Your attorney should go over all aspects of the contract with a fine-toothed comb before signing anything, checking for possible hidden clauses that might harm your position later down the line. They should also have experience in real estate law because this will give them an edge when looking out for your best interests if there are any disputes between you and the developer further down the line. It’s always better to plan than leave things until too late.

If you plan on living in this unit for an extended period, consider the potential for future litigation concerning your building. For example, if there are lawsuits involving previous owners or developers, you could be brought into later down the line if they have not been resolved. Identify any issues that could lead to litigation as such issues could be one of the red flags in condo documents. This includes any legal problems stemming from architectural defects, construction accidents, and other disputes between owners.

6. Evaluate The Developer’s Reputation And Accessibility To Owners

It’s easy to overlook the developer’s reputation when shopping for a building, especially if they are not well-known developers in your area. However, doing so could lead you into hot water down the line because it increases the likelihood that certain problems will arise later, including communication breakdowns and making repairs difficult. Beware of condos with a poor track record around maintenance and repairs. On top of this, low prices are usually an indicator that the condo is either old or poorly maintained. This is something you will want to avoid because it impacts things like resale value and future repairs and maintenance costs. It also decreases the value of your property by making it harder to rent out during vacancy periods due to low standards.

Look into the developer’s financing and investment plans for the unit you are buying. It is always better to be safe than sorry when dealing with less reputable developers because they tend to backtrack on promises down the line if things are not going their way. This can lead them to walk away from any projects they have invested time and money in, even if this means moving onto other projects elsewhere without warning. Generally speaking, you should avoid buying Miami condos built by fly-by-night developers until they establish themselves further.

7. Watch Out For Major Renovations Coming Up Or Already Underway

Renovations are one of the major red flags in condo documents. Ask the developer for proposals from their contractors on upgrades and renovations you want to make. This gives you an idea of what typical costs will be like for work, such as upgrading plumbing, electricity, and other aspects that need constant upkeep. It is also a good way to ensure you will have enough cash in reserve if anything goes wrong because it means you will not be buying Miami condos with faulty wiring, a damaged garage door or other problems, such as ac repairs, that need expensive repairs further down the line.

If renovations are ongoing during your time as a condo owner, be sure to ask which projects will cause the least amount of inconvenience and how you can avoid those areas without inconveniencing yourself. If you buy a unit during renovations, none of your favorite furniture will likely ‘fit’ because everything will have been removed for these projects. You might even consider taking up temporary residence elsewhere while work is completed.

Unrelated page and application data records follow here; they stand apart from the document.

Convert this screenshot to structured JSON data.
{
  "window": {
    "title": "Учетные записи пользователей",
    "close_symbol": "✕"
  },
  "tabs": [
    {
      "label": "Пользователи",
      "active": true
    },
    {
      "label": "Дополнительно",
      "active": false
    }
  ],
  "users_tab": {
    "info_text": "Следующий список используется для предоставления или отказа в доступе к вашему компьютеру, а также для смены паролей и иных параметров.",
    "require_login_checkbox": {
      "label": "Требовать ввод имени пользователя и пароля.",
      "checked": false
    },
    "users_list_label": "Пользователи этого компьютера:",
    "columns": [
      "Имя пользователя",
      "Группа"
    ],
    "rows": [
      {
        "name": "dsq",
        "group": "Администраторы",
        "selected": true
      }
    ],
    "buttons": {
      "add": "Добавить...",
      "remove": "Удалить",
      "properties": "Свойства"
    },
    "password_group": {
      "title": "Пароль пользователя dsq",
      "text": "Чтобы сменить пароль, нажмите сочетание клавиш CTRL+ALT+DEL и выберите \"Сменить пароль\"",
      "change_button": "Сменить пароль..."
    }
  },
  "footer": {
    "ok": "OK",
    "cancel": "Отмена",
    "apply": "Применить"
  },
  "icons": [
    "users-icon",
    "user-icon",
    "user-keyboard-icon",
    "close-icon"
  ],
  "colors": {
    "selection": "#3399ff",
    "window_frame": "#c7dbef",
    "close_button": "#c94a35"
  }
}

Survey feedback from past condo buyers regarding their experiences with the condo, developer, and building. This will give you an idea of how much information to trust when preparing for your purchase, especially if an older building has trouble selling units. For instance, what complaints did they have that made them decide not to buy? How reliable are amenities like the gym or pool area? What renovation projects are scheduled over the next several years? How accessible is management when problems arise? Also, owners why they think others have not bought.